Kites fly everywhere here, almost on their own. I see them tied, to porches, unattended and left to their own devices. Lyla loves the kites, especially. Beach towels, in every hue, flap wildly, strung on makeshift lines, hanging on for dear life. On the shore, there is a trail of umbrellas in the brightest shades of every color. . . and it does not matter which direction you go, you are likely to see cottages in colors like salmon, turquoise or mint green. What a colorful place! . . . even in the absence of roses.
Having grown up on a farm, I learned how to cook pork, beef and chicken a variety of ways. I have always been satisfied with plenty of fresh vegetables as side dishes served with a slow cooked roast, yet at the beach, it seems I ought to be frying fish and potatoes. I think of what sauces could be concocted with fresh dill and lemon. One day, this week, I will try a recipe using oranges and coconut, that is a family recipe, from Miss Claudia. I think it is the salt air that puts such notions in my head, for the salt air has a specific scent. It will be the first indication, that you are approaching the coast. Chances are, you will smell the ocean, before you see it.
A typical day here varies, depending on who you are. Will and Jenny take Lyla to the beach every day, not long after breakfast. The afternoons are for napping or in my case, reading. Often, Will and Jenny take Lyla to some activity designed for tourists with children, in the later afternoon. I opted to decline any invitation, unless it involves ice cream or bakeries. Meals are light , though I am itching to “leave my mark” on this kitchen. Bacon and eggs just aren’t satisfying and sandwiches aren’t either, for such a domestic heart.
The short walk to the shore is hot. The sand burns your feet, so you must wear shoes. Only a few families share the beach with us, but in the distance it looks like a “state fair” in either direction. I like to walk down the shore. I declare a landmark, so I can keep my bearings straight, for at the ocean, distance is as sly as time. If I am in a dreamy state, as I walk, I am liable to walk further than I meant, for there is the long trek back, to consider. . .and truthfully I am always in a dreamy state at the ocean.
I do not believe my brain can perform a single calculation, while I am gazing at the ocean. I can not think about my “shoestring budget” or selling the rabbit patch.

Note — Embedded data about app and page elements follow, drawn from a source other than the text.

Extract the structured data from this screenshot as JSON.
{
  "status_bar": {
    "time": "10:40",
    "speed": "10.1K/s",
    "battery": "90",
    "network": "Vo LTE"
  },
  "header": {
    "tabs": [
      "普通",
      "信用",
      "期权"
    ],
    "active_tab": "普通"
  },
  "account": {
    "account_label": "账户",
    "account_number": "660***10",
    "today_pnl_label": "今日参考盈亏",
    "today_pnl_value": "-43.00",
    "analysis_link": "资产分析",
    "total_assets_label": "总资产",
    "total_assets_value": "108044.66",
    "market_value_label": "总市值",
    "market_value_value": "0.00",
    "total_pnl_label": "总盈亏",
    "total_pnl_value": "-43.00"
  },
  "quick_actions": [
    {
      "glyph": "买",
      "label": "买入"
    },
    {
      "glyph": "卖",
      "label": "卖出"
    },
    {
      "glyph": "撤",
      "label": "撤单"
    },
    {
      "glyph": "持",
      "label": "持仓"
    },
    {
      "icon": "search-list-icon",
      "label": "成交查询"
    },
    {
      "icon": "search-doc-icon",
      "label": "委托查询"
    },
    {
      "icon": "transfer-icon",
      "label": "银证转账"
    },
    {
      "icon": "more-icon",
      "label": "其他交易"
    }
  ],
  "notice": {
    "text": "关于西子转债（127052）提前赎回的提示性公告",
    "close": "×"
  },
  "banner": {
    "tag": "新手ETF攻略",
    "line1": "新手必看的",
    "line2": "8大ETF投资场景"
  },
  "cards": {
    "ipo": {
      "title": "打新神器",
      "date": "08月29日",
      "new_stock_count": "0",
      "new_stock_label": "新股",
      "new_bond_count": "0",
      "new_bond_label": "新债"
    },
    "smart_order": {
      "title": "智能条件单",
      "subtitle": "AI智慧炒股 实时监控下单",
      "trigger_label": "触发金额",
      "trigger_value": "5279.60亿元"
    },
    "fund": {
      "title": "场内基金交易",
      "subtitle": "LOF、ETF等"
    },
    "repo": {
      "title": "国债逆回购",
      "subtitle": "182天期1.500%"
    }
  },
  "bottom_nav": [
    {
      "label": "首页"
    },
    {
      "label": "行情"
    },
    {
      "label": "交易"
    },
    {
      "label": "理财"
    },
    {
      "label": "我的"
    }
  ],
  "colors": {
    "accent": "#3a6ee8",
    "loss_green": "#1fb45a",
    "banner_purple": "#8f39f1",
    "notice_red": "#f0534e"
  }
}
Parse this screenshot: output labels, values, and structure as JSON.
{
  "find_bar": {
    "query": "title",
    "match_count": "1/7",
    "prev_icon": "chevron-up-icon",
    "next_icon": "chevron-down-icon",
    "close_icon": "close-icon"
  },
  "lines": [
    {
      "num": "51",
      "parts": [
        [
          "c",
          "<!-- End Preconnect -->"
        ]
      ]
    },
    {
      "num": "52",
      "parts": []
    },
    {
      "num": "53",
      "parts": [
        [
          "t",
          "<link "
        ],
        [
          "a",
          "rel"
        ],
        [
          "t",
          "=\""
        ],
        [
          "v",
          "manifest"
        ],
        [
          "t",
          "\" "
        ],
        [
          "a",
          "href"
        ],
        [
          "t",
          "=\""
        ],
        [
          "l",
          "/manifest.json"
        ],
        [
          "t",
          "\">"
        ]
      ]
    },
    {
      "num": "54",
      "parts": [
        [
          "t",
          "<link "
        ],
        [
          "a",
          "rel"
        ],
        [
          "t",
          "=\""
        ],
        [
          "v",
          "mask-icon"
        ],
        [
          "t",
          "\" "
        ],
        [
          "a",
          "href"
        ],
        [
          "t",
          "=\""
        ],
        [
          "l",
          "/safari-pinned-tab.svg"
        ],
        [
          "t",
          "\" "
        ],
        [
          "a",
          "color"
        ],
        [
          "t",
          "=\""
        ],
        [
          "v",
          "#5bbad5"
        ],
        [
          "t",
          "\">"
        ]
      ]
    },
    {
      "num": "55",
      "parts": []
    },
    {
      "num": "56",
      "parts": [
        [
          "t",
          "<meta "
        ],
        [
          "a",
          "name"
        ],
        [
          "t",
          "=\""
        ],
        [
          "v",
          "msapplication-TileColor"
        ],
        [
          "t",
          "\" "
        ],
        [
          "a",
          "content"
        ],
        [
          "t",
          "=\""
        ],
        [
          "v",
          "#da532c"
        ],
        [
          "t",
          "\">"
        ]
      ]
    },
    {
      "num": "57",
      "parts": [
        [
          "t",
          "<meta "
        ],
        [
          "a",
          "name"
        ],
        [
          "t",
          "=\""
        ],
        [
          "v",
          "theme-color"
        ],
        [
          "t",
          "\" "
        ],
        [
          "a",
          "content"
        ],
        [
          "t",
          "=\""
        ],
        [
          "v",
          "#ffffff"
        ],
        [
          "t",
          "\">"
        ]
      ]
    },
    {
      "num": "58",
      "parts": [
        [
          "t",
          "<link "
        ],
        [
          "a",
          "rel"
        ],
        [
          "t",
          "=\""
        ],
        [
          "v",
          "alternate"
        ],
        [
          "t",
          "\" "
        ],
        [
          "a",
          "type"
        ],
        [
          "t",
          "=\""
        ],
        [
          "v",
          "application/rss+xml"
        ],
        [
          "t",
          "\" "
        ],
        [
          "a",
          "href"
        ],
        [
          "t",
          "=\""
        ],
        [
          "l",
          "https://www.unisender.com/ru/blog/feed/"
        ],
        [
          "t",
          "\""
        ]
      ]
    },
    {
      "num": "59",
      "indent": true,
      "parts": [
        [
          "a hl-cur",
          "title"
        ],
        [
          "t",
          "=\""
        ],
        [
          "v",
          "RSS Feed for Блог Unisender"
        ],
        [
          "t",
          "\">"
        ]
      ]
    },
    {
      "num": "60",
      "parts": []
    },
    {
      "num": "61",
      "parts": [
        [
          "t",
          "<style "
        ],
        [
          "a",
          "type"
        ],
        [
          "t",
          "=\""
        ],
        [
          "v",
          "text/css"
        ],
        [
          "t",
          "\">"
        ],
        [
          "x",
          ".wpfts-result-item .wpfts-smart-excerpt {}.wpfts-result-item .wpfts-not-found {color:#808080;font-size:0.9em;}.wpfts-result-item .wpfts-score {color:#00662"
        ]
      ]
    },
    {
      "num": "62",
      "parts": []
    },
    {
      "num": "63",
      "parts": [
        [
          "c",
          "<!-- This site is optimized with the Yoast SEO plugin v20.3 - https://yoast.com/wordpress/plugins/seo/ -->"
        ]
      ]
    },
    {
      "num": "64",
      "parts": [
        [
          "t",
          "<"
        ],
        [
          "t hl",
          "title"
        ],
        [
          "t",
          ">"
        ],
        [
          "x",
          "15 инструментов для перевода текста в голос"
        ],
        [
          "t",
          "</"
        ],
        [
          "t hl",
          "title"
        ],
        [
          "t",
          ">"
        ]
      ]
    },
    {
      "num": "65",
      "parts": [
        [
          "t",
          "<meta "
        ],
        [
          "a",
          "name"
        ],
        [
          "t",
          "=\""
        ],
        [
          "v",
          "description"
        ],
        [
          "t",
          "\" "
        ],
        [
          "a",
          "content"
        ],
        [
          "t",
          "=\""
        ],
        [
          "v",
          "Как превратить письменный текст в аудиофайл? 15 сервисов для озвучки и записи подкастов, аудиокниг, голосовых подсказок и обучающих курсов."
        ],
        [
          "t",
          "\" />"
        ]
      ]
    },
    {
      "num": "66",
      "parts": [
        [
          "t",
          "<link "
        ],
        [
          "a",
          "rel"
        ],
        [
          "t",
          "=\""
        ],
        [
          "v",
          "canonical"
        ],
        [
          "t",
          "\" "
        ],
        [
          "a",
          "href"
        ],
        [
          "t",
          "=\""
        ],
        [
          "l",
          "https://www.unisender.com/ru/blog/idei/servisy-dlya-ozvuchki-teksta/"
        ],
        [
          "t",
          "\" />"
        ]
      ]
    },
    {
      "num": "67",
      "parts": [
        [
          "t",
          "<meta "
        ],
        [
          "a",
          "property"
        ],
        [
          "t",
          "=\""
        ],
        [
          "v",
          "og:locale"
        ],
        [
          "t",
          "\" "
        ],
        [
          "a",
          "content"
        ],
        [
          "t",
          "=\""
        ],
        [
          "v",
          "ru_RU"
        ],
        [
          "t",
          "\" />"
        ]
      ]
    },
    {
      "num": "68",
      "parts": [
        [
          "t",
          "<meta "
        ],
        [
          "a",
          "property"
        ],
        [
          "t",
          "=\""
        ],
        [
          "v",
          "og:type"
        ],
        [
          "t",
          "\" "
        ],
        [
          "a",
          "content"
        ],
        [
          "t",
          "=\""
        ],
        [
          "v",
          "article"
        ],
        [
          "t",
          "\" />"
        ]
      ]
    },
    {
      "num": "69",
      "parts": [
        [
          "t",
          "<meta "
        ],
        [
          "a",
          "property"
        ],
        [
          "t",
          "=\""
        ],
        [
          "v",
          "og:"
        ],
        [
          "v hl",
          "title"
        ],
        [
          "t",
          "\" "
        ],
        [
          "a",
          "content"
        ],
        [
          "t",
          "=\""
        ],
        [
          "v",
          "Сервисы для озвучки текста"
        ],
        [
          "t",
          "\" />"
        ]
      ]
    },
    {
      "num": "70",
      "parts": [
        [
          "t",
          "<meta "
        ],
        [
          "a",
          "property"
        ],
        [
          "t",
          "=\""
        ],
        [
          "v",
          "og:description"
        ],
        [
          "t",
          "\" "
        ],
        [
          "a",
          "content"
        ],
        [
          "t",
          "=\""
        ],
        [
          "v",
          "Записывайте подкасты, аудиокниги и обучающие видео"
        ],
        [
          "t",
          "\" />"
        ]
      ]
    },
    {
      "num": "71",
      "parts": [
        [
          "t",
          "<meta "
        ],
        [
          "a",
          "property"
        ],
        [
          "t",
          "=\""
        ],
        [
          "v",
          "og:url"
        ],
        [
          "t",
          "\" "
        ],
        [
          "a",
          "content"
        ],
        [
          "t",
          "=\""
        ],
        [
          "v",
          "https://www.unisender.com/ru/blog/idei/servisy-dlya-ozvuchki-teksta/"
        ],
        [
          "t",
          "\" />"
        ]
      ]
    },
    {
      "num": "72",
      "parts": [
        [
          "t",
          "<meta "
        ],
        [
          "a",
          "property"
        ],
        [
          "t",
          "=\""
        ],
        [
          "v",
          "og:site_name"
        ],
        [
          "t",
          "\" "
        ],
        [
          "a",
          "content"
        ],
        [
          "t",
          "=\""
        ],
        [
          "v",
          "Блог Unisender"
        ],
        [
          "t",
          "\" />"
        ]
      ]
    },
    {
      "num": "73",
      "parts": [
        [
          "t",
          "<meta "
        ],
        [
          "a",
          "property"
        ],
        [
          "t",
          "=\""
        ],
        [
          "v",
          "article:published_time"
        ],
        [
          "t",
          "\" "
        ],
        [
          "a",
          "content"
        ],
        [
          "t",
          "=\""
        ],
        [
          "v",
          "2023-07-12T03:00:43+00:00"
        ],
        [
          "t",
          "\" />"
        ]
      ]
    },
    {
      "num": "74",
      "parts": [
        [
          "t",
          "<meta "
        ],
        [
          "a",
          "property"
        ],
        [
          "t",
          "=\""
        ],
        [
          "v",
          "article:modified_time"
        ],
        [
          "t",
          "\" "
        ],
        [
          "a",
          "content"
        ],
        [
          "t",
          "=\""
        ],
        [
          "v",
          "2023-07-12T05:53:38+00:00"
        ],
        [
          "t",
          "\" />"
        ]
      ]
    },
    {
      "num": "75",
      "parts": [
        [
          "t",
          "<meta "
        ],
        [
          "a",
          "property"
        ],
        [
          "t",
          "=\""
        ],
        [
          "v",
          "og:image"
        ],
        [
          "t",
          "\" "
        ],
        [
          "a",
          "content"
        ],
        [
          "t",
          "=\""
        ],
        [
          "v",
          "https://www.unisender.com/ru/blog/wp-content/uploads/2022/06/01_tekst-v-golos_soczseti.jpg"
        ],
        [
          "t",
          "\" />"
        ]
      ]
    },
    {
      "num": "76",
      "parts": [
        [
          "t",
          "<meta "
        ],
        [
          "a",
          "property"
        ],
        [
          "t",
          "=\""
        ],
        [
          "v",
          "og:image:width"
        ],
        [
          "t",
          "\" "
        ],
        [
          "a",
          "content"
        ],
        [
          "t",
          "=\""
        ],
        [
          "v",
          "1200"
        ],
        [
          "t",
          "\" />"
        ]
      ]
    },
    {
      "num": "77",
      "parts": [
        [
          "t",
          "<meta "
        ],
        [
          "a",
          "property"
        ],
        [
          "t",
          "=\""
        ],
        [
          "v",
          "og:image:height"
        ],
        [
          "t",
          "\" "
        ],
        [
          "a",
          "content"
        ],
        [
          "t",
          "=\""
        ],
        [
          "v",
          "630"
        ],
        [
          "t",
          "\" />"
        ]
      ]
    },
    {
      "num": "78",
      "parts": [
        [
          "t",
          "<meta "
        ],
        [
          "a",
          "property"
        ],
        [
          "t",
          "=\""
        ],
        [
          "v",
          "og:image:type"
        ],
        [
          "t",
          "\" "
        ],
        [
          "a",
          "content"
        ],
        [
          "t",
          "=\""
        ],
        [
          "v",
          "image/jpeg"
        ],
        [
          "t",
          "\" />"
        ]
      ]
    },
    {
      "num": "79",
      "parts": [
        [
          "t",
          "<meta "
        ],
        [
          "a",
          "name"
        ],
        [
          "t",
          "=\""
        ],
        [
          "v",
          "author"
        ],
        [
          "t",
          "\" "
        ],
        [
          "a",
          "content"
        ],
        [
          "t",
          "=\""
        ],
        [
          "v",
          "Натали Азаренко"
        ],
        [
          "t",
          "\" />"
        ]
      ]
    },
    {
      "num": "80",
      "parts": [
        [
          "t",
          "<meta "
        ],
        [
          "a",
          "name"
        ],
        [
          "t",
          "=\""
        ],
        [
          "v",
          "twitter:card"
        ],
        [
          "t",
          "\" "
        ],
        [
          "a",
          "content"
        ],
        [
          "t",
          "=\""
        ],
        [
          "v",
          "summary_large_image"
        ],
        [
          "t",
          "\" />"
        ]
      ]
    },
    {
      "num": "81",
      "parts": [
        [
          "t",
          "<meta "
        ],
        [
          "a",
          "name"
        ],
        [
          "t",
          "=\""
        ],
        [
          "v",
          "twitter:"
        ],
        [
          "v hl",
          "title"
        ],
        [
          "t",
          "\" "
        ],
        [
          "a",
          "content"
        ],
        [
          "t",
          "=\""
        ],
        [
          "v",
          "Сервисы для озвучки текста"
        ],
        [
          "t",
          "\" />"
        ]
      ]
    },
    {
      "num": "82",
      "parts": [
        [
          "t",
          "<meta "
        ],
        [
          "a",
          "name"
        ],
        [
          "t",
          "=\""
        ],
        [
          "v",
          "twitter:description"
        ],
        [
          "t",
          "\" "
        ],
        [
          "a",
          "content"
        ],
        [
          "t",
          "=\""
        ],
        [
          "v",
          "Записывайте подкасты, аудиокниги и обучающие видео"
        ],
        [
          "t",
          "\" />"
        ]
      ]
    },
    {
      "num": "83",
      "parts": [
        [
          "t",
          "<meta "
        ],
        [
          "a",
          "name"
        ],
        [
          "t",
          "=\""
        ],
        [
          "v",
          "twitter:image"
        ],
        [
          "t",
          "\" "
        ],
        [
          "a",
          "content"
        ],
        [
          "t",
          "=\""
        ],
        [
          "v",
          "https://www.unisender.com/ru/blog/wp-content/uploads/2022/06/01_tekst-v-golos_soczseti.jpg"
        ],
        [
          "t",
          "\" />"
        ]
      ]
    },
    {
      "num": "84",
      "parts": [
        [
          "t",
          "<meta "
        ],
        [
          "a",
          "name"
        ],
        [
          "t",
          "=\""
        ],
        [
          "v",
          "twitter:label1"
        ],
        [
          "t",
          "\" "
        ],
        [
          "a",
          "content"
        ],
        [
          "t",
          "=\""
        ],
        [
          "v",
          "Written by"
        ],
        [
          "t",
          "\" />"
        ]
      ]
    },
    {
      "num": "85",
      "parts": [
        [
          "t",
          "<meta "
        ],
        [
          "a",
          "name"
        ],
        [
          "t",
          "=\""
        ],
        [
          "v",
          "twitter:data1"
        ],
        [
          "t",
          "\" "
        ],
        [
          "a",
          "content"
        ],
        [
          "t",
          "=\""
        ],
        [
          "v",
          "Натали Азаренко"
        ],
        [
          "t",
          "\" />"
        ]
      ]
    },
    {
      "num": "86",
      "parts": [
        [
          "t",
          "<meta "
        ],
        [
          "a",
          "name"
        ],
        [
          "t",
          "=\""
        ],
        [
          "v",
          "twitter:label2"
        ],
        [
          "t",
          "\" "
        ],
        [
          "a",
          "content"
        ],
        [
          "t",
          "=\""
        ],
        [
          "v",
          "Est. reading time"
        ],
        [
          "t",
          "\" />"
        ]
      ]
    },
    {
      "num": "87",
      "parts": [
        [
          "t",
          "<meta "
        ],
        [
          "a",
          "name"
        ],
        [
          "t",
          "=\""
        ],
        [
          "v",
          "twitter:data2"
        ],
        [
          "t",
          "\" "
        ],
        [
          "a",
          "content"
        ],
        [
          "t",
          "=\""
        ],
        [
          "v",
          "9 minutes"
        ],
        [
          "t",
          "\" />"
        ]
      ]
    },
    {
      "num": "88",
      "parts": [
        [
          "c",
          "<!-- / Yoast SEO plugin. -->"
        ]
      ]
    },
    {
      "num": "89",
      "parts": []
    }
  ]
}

It is as if a force of nature, such as an ocean, keeps you suspended in the moment. As I walk the path, where the ocean meets land, not a single thought will pop in my head. I notice the little shells and feel the cool spray of the heaving, curled ocean water. I listen to the waves colliding with the earth. I look at the sky and note what sort of clouds are present, but that is it. . .as far as my awareness goes. I am completely and thoroughly in a very “unworldly” trance “.
It is odd and beautiful, to traipse a crowded beach and yet feel such solitude. For while I tread through sand and sea, I have no questions . . .and that may just be the purest form of peace.